In this time of COVID-19, many people are experiencing severe work stress and, for some, leading to burnout. It’s easy to be deceived into accepting remote working as ‘the new normal’ as work without boundaries, being available 24/7 and accepting that it’s OK not to take a regular break. This way of working is not sustainable. 

A few years ago, I experienced the severity of overwhelming work demands, a non-stop schedule that exhausted me both mentally and physically, as I capture in my poem below. Here also are some tips that work for me:

  1. Start the day with a time of quiet: meditation, prayer, journaling 
  2. Engage in some physical activity: making coffee counts, as does stretching, walking around your neighbourhood 
  3. Take regular breaks in the day: morning, afternoon and especially a lunch break 
  4. After every task/assignment, step away from your computer after every task/assignment: give yourself a sense of closure, completeness. I wash dishes as a break from my cerebral activities
  5. Make time for your family: spend quality time in the day; having a regular ritual can be helpful
  6. Stay connected with your team at a personal level: set up a virtual check-in or chat 
  7. Doodle: as you sit through long and sometimes dull meetings, release your creativity which can help your engaging  
  8. Be kind in your on-line communication: quickly discharged emails ‘on the go’ create a boomerang effect which can spoil your day
  9. Listen to music as you get through the day: whatever keeps you joyful 
  10. Examen: I use a contemplative prayer at the end of most days to review my day: what am I grateful for and imagine my day tomorrow focusing on intentional moments of love and joy

This week:

  • Which of these am I already doing?
  • Are there any others which might be helpful to try?

Life as a checklist

By Stanley Arumugam

I love checklists. On my desk, I have task lists for the day and the week ahead. On my wall is my yearly calendar with medium to long term tasks. My mobile phone gets in on the act with notifications and reminders. I like checklists because they remind me of the things to do. When we tick off a task, our brains release a feel-good achievement chemical, which can become workaholism addiction. I’m aware that checklists can quickly take over control and dictate my life’s rhythm. 

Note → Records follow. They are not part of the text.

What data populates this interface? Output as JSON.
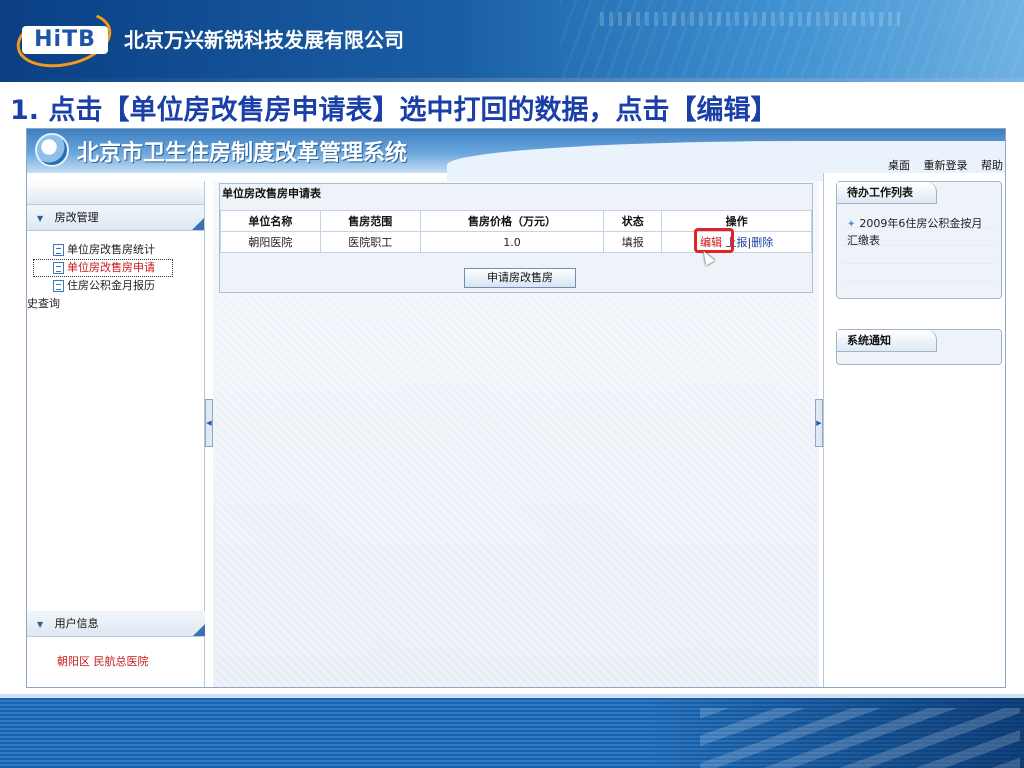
{
  "slide": {
    "company": "北京万兴新锐科技发展有限公司",
    "logo_text": "HiTB",
    "heading": "1. 点击【单位房改售房申请表】选中打回的数据，点击【编辑】"
  },
  "app": {
    "title": "北京市卫生住房制度改革管理系统",
    "top_links": [
      "桌面",
      "重新登录",
      "帮助"
    ],
    "sidebar": {
      "section_main": "房改管理",
      "items": [
        {
          "label": "单位房改售房统计"
        },
        {
          "label": "单位房改售房申请"
        },
        {
          "label_line1": "住房公积金月报历",
          "label_line2": "史查询"
        }
      ],
      "section_user": "用户信息",
      "user_text": "朝阳区  民航总医院"
    },
    "form": {
      "title": "单位房改售房申请表",
      "columns": [
        "单位名称",
        "售房范围",
        "售房价格（万元）",
        "状态",
        "操作"
      ],
      "rows": [
        {
          "unit": "朝阳医院",
          "scope": "医院职工",
          "price": "1.0",
          "status": "填报",
          "op_edit": "编辑",
          "op_report": "上报",
          "op_delete": "删除"
        }
      ],
      "apply_button": "申请房改售房"
    },
    "right": {
      "todo_title": "待办工作列表",
      "todo_item": "2009年6住房公积金按月汇缴表",
      "notice_title": "系统通知"
    }
  },
  "colors": {
    "heading": "#1a3fa8",
    "highlight_red": "#e32222",
    "active_item": "#c8181a",
    "banner": "#1a5fa6"
  },
  "icons": [
    "emblem-icon",
    "doc-icon",
    "triangle-down-icon",
    "star-icon",
    "cursor-icon",
    "collapse-arrow-icon"
  ]
}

Steven Covey introduced us to the Urgent and Important time matrix. Checklists are useful for highlighting urgent task (Chronos time). But the more critical assignments in our lives mostly do not work according to task checklists. They are based on Kairos timing, which is connected to deeper purpose and seasons in our lives. Sometimes, they might even be an interruption to our logical plans. We need discernment, a spiritual sense of knowing, when to do what is right, and the best time. Discernment requires patience and giving up control, inviting us into a place of intuition and deep rest. 

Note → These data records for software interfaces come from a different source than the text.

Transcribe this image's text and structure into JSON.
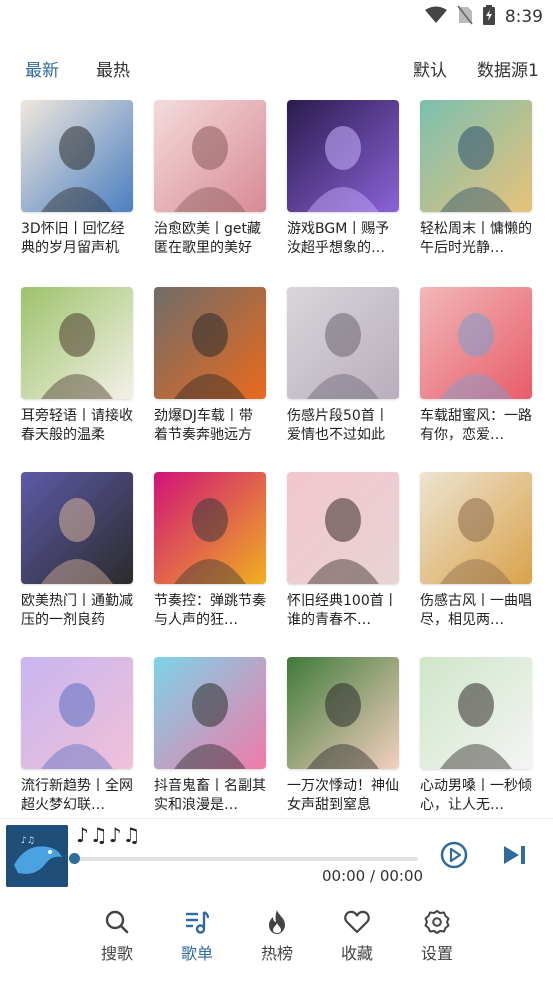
{
  "status_bar": {
    "time": "8:39"
  },
  "top_tabs": {
    "latest": "最新",
    "hottest": "最热",
    "default": "默认",
    "data_source": "数据源1"
  },
  "playlists": [
    {
      "title": "3D怀旧丨回忆经典的岁月留声机",
      "colors": [
        "#f0e7dd",
        "#4a7fc0",
        "#2b2b2b"
      ]
    },
    {
      "title": "治愈欧美丨get藏匿在歌里的美好",
      "colors": [
        "#f3dcdc",
        "#d88a95",
        "#8a5a5a"
      ]
    },
    {
      "title": "游戏BGM丨赐予汝超乎想象的…",
      "colors": [
        "#2a1b4d",
        "#8b63d8",
        "#c9b3ff"
      ]
    },
    {
      "title": "轻松周末丨慵懒的午后时光静…",
      "colors": [
        "#7bbfb0",
        "#e7c27a",
        "#2c4f6d"
      ]
    },
    {
      "title": "耳旁轻语丨请接收春天般的温柔",
      "colors": [
        "#9cc36a",
        "#f4f0e8",
        "#4a3a2a"
      ]
    },
    {
      "title": "劲爆DJ车载丨带着节奏奔驰远方",
      "colors": [
        "#6f6c6a",
        "#e96a1c",
        "#2b2b2b"
      ]
    },
    {
      "title": "伤感片段50首丨爱情也不过如此",
      "colors": [
        "#d9d6da",
        "#b8aebc",
        "#6b6470"
      ]
    },
    {
      "title": "车载甜蜜风：一路有你，恋爱…",
      "colors": [
        "#f2b8b8",
        "#e85c6a",
        "#7a9fd0"
      ]
    },
    {
      "title": "欧美热门丨通勤减压的一剂良药",
      "colors": [
        "#5d5aa8",
        "#2b2b2b",
        "#d7b39b"
      ]
    },
    {
      "title": "节奏控：弹跳节奏与人声的狂…",
      "colors": [
        "#d1127a",
        "#f0b020",
        "#3a3a3a"
      ]
    },
    {
      "title": "怀旧经典100首丨谁的青春不…",
      "colors": [
        "#f2c6cf",
        "#e8d3d3",
        "#3a2a2a"
      ]
    },
    {
      "title": "伤感古风丨一曲唱尽，相见两…",
      "colors": [
        "#ece4d2",
        "#d9a24a",
        "#8a6a4a"
      ]
    },
    {
      "title": "流行新趋势丨全网超火梦幻联…",
      "colors": [
        "#c8b6f0",
        "#f0c0d8",
        "#5a6fc0"
      ]
    },
    {
      "title": "抖音鬼畜丨名副其实和浪漫是…",
      "colors": [
        "#7dd3e8",
        "#f07aa8",
        "#2b2b2b"
      ]
    },
    {
      "title": "一万次悸动！神仙女声甜到窒息",
      "colors": [
        "#3f7a3a",
        "#f4d0c0",
        "#2b2b2b"
      ]
    },
    {
      "title": "心动男嗓丨一秒倾心，让人无…",
      "colors": [
        "#cfe6c8",
        "#f4f4f4",
        "#2f2a28"
      ]
    }
  ],
  "player": {
    "song_title": "♪♫♪♫",
    "time": "00:00 / 00:00",
    "progress": 0
  },
  "bottom_nav": {
    "search": "搜歌",
    "playlist": "歌单",
    "charts": "热榜",
    "favorites": "收藏",
    "settings": "设置"
  },
  "accent_color": "#2f6b9c"
}
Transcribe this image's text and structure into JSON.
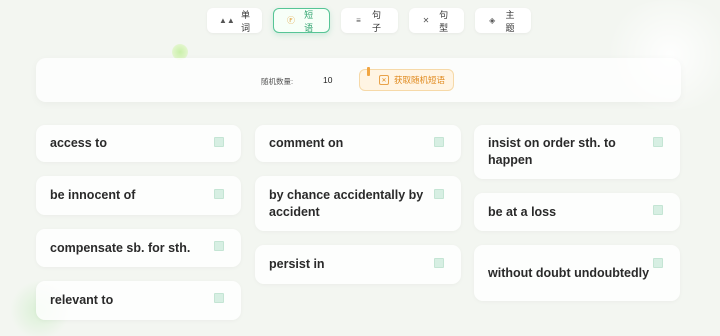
{
  "tabs": [
    {
      "label": "单词",
      "icon": "chart-icon"
    },
    {
      "label": "短语",
      "icon": "phrase-icon",
      "active": true
    },
    {
      "label": "句子",
      "icon": "lines-icon"
    },
    {
      "label": "句型",
      "icon": "cross-icon"
    },
    {
      "label": "主题",
      "icon": "layers-icon"
    }
  ],
  "controls": {
    "count_label": "随机数量:",
    "count_value": "10",
    "fetch_label": "获取随机短语"
  },
  "phrases": [
    "access to",
    "be innocent of",
    "compensate sb. for sth.",
    "relevant to",
    "comment on",
    "by chance accidentally by accident",
    "persist in",
    "insist on order sth. to happen",
    "be at a loss",
    "without doubt undoubtedly"
  ],
  "colors": {
    "accent": "#56c596",
    "fetch_accent": "#e08a1e",
    "background": "#f3f6f1"
  }
}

As former US President Eisenhower said, “What is important is seldom urgent, and what is urgent is seldom important.”

  •  What is most important to me this week in my various life roles?
  • How will I create space for unexpected, essential things?

Leading with hope

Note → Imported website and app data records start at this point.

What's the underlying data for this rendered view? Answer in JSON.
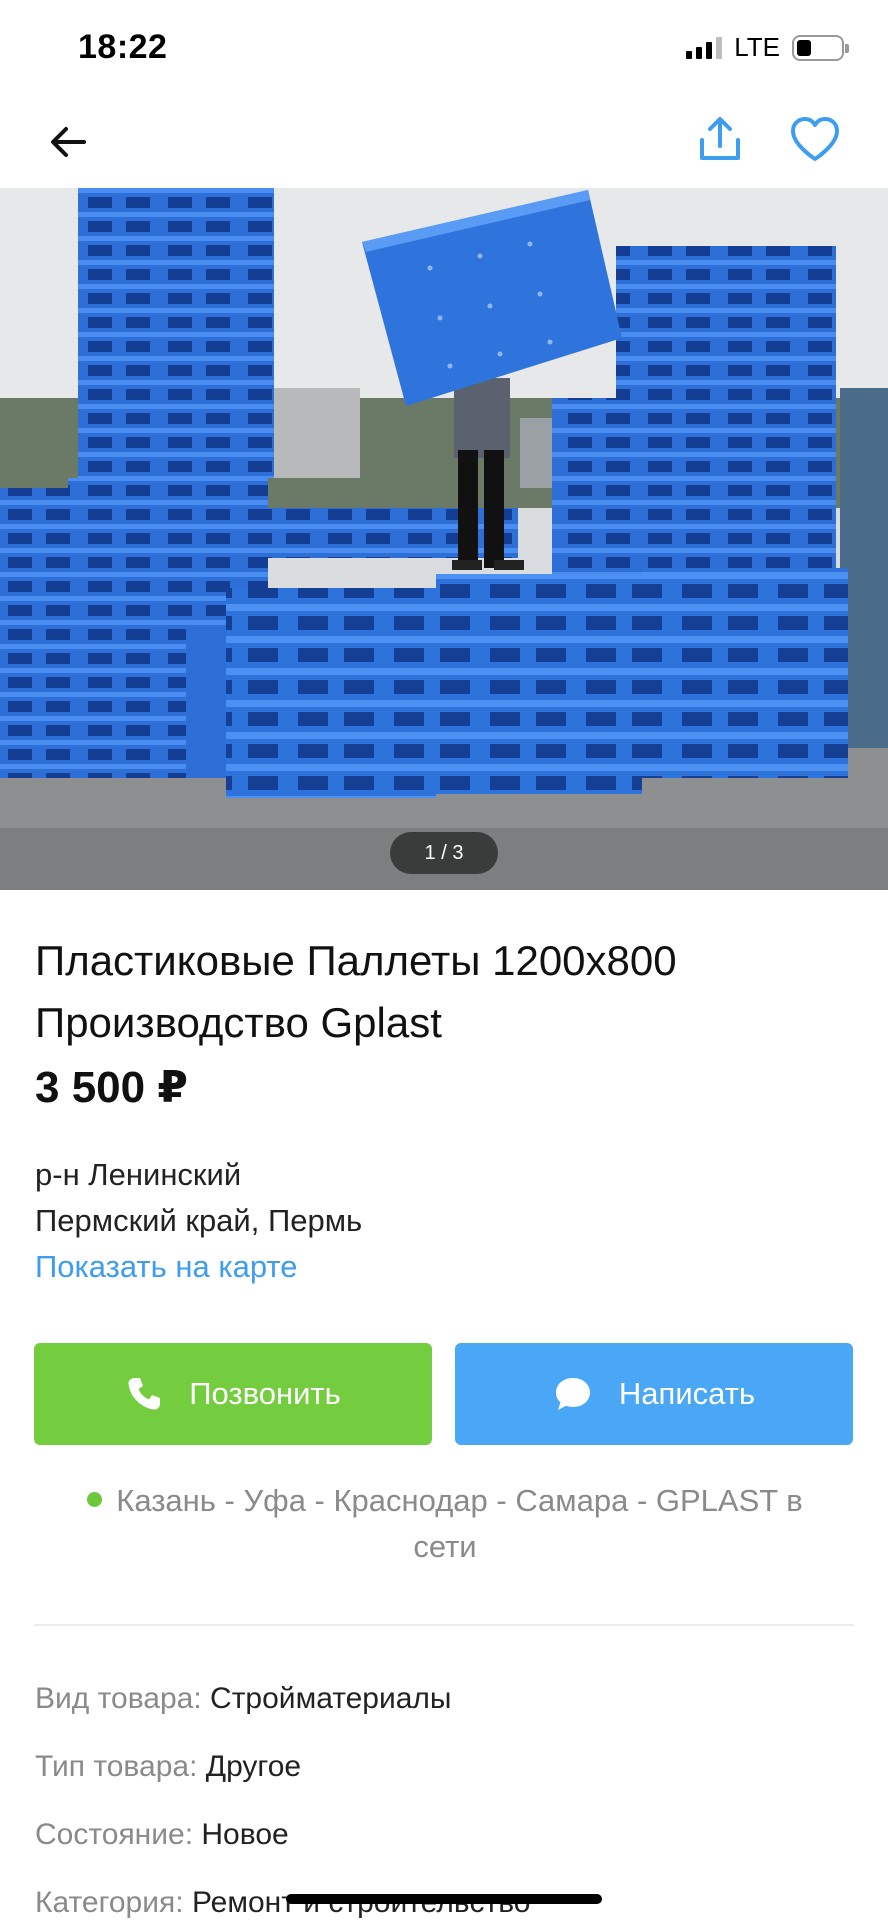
{
  "status_bar": {
    "time": "18:22",
    "network": "LTE"
  },
  "hero": {
    "pager": "1 / 3"
  },
  "listing": {
    "title": "Пластиковые Паллеты 1200х800 Производство Gplast",
    "price": "3 500 ₽",
    "district": "р-н Ленинский",
    "region": "Пермский край, Пермь",
    "map_link": "Показать на карте"
  },
  "actions": {
    "call_label": "Позвонить",
    "write_label": "Написать"
  },
  "seller": {
    "status_text": "Казань - Уфа - Краснодар - Самара - GPLAST в сети"
  },
  "properties": [
    {
      "label": "Вид товара:",
      "value": "Стройматериалы"
    },
    {
      "label": "Тип товара:",
      "value": "Другое"
    },
    {
      "label": "Состояние:",
      "value": "Новое"
    },
    {
      "label": "Категория:",
      "value": "Ремонт и строительство"
    }
  ],
  "colors": {
    "accent_blue": "#49a7f5",
    "call_green": "#74cc3f",
    "link_blue": "#3d9df0",
    "online_green": "#6cc83a",
    "muted": "#8a8a8a"
  },
  "icons": [
    "back-arrow-icon",
    "share-icon",
    "heart-icon",
    "phone-icon",
    "chat-icon"
  ]
}
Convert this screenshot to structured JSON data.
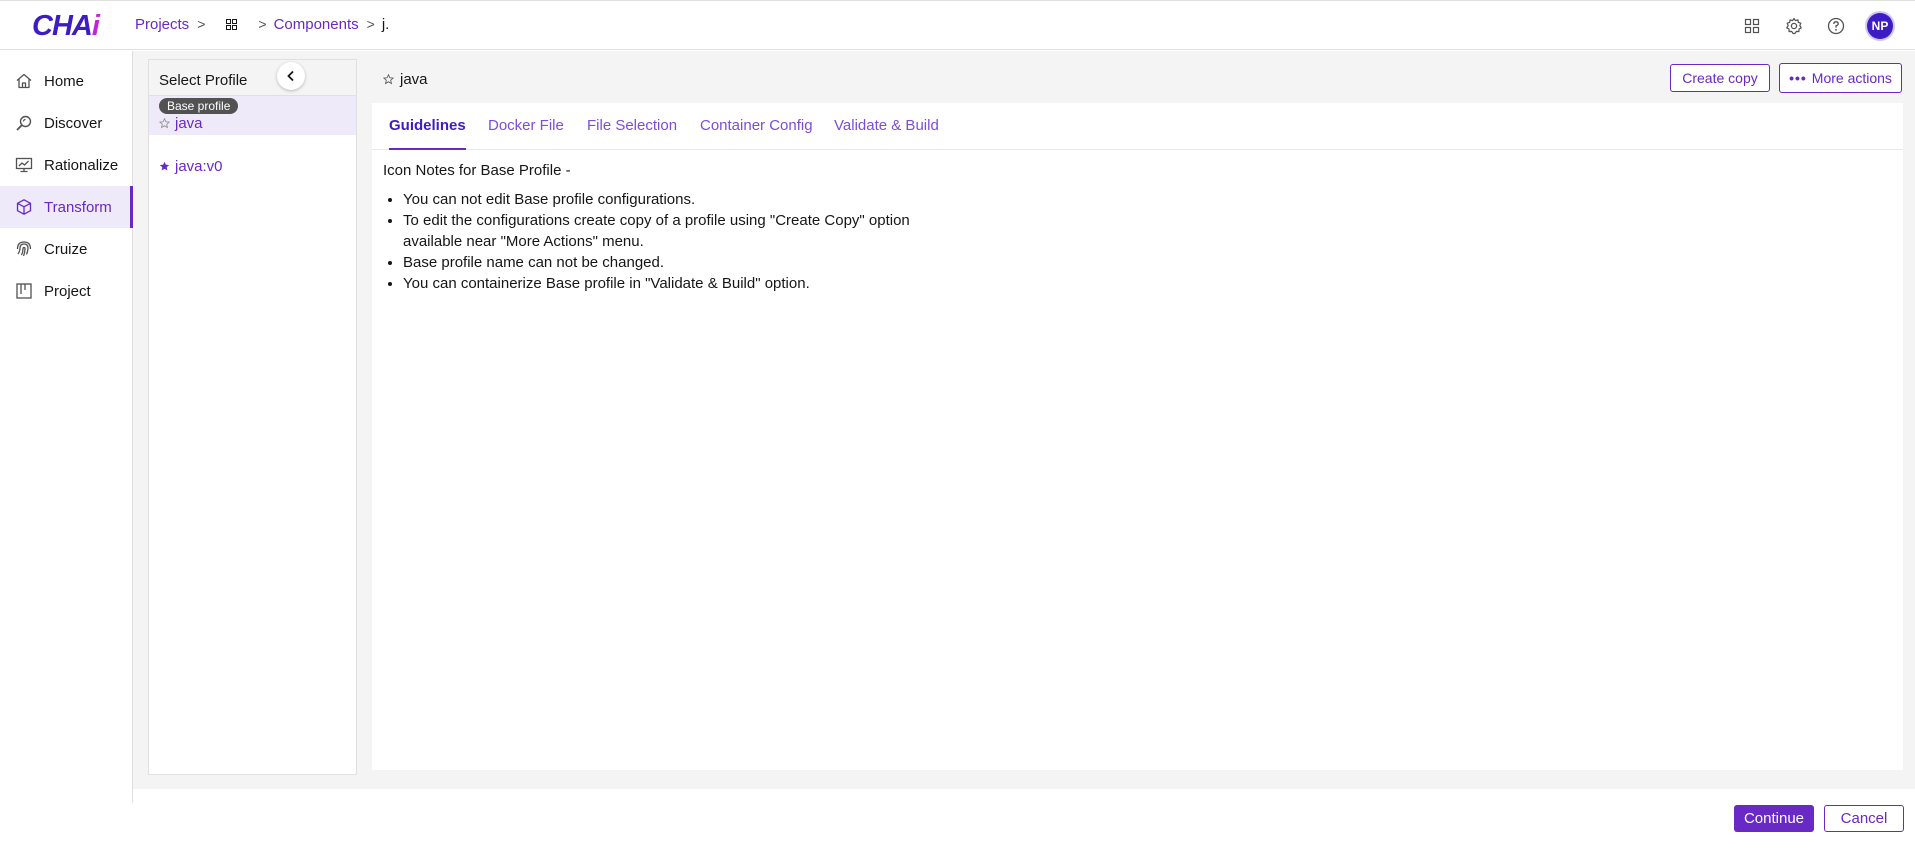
{
  "app": {
    "logo_text_main": "CHA",
    "logo_text_accent": "i"
  },
  "breadcrumb": {
    "items": [
      {
        "label": "Projects"
      },
      {
        "label": "Components"
      }
    ],
    "separator": ">",
    "grid_icon": "grid-icon",
    "current": "j."
  },
  "header_icons": [
    "apps-grid-icon",
    "gear-icon",
    "help-icon"
  ],
  "user": {
    "initials": "NP"
  },
  "sidebar": {
    "items": [
      {
        "label": "Home",
        "icon": "home-icon",
        "active": false
      },
      {
        "label": "Discover",
        "icon": "discover-icon",
        "active": false
      },
      {
        "label": "Rationalize",
        "icon": "rationalize-icon",
        "active": false
      },
      {
        "label": "Transform",
        "icon": "cube-icon",
        "active": true
      },
      {
        "label": "Cruize",
        "icon": "fingerprint-icon",
        "active": false
      },
      {
        "label": "Project",
        "icon": "board-icon",
        "active": false
      }
    ]
  },
  "profile_panel": {
    "title": "Select Profile",
    "profiles": [
      {
        "badge": "Base profile",
        "name": "java",
        "starred": false,
        "selected": true
      },
      {
        "badge": "",
        "name": "java:v0",
        "starred": true,
        "selected": false
      }
    ]
  },
  "detail": {
    "title": "java",
    "create_copy_label": "Create copy",
    "more_actions_label": "More actions",
    "more_actions_dots": "•••",
    "tabs": [
      {
        "label": "Guidelines",
        "active": true
      },
      {
        "label": "Docker File",
        "active": false
      },
      {
        "label": "File Selection",
        "active": false
      },
      {
        "label": "Container Config",
        "active": false
      },
      {
        "label": "Validate & Build",
        "active": false
      }
    ],
    "notes_heading": "Icon Notes for Base Profile -",
    "notes": [
      "You can not edit Base profile configurations.",
      "To edit the configurations create copy of a profile using \"Create Copy\" option available near \"More Actions\" menu.",
      "Base profile name can not be changed.",
      "You can containerize Base profile in \"Validate & Build\" option."
    ]
  },
  "footer": {
    "continue_label": "Continue",
    "cancel_label": "Cancel"
  },
  "colors": {
    "accent": "#6929c4",
    "brand": "#3d1cc4",
    "active_bg": "#eeeaf9",
    "panel_bg": "#f4f4f4"
  }
}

This visual is a simplified version adapted from a webinar that Space for Grace facilitated on the 22nd of January 2021 for leaders of Swedish agencies supported by SMC – Faith in Development.

Maintaining your sleepers

By Stanley Arumugam

I am continually impressed with the creativity and rigour of engineering. Railways, for example, provide a critical backbone infrastructure to moving freight in many countries and also passengers in some. The hundreds and thousands of kilometres of railway track are precisely ‘tied’ together with heavy support structures underneath called ‘sleepers’. These rectangular blocks are laid perpendicular to the rails and serve critical purposes:

  • transferring the energy/load to the rail tracks;
  • holding the rails upright and steady;
  • keeping the tracks correctly spaced to the right gauge;
  • in case of derailment, if they have been properly maintained, sleepers can keep the wheels running preventing massive damage.

The distance and durability of railway lines depend on the strength of sleepers.  Railway sleepers need regular checking and maintenance.

This week I ask myself:

  • What are the sleepers in my life?
  • How could I check on my sleepers this week and give them some maintenance?